Jonathan Toebee, 42, worked for the Department of the Navy on a nuclear propulsion program — granting him a top secret national security clearance, and access to classified information on nuclear submarines. According to the complaint affidavit, Toebee began attempting to sell this restricted data to a foreign government in April 2020. For over a year, the FBI led Toebee to believe he was corresponding with a foreign partner.

On June 26, Toebee and his wife Diana, 45, traveled from their home in Annapolis, Md to a pre-arranged location in West Virginia where Jonathan dropped off an SD card with restricted data on the design of submarine nuclear reactors — concealing it inside half of a peanut butter sandwich. Diana acted as a lookout.

Multiple other “dead drops” were made later in July and in August, with more SD cards hidden inside Band-Aid wrappers and packs of chewing gum.

According to a Department of Justice press release, the unnamed FBI agent sent multiple cryptocurrency payments totaling at least $100,000 to the Toebees for the restricted data.

Civilian military personnel have attempted to sell classified information to foreign governments before according to M.E. Bowman, former FBI deputy general counsel and a retired naval captain.

“It’s not unheard of,” he said. “I don’t know why, but it has happened just a little bit more in the Navy than in other services.”

“It’s very common,” Bowman added, for the FBI to lead on intelligence officials seeking to illegally sell government information so they can uncover who else these individuals are trying to sell classified secrets to. 

“What is less common in these cases is apparently the country who he was trying to sell information to turned over to the FBI what he had sent them,” Bowman said. According to court documents, the unnamed foreign country did in fact inform the FBI that Toebee had contacted them.
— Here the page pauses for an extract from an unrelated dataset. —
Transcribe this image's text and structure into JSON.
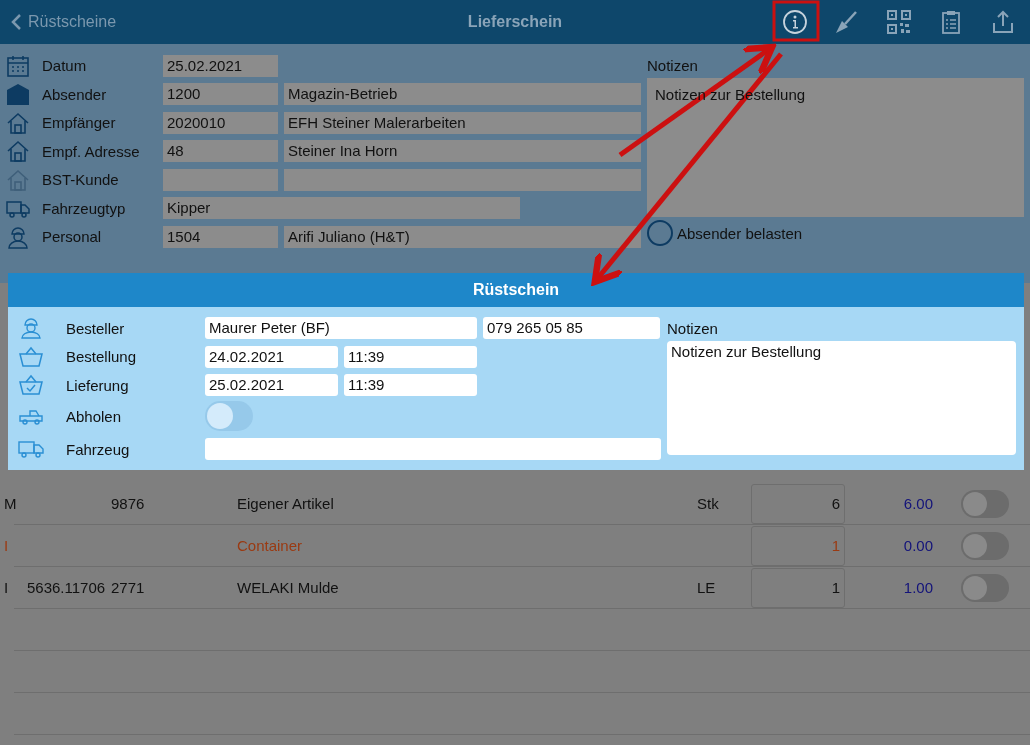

The next court appearance for the Toebees will be this Friday, October 15, 2021 and will determine whether the couple will be detained with or without bail.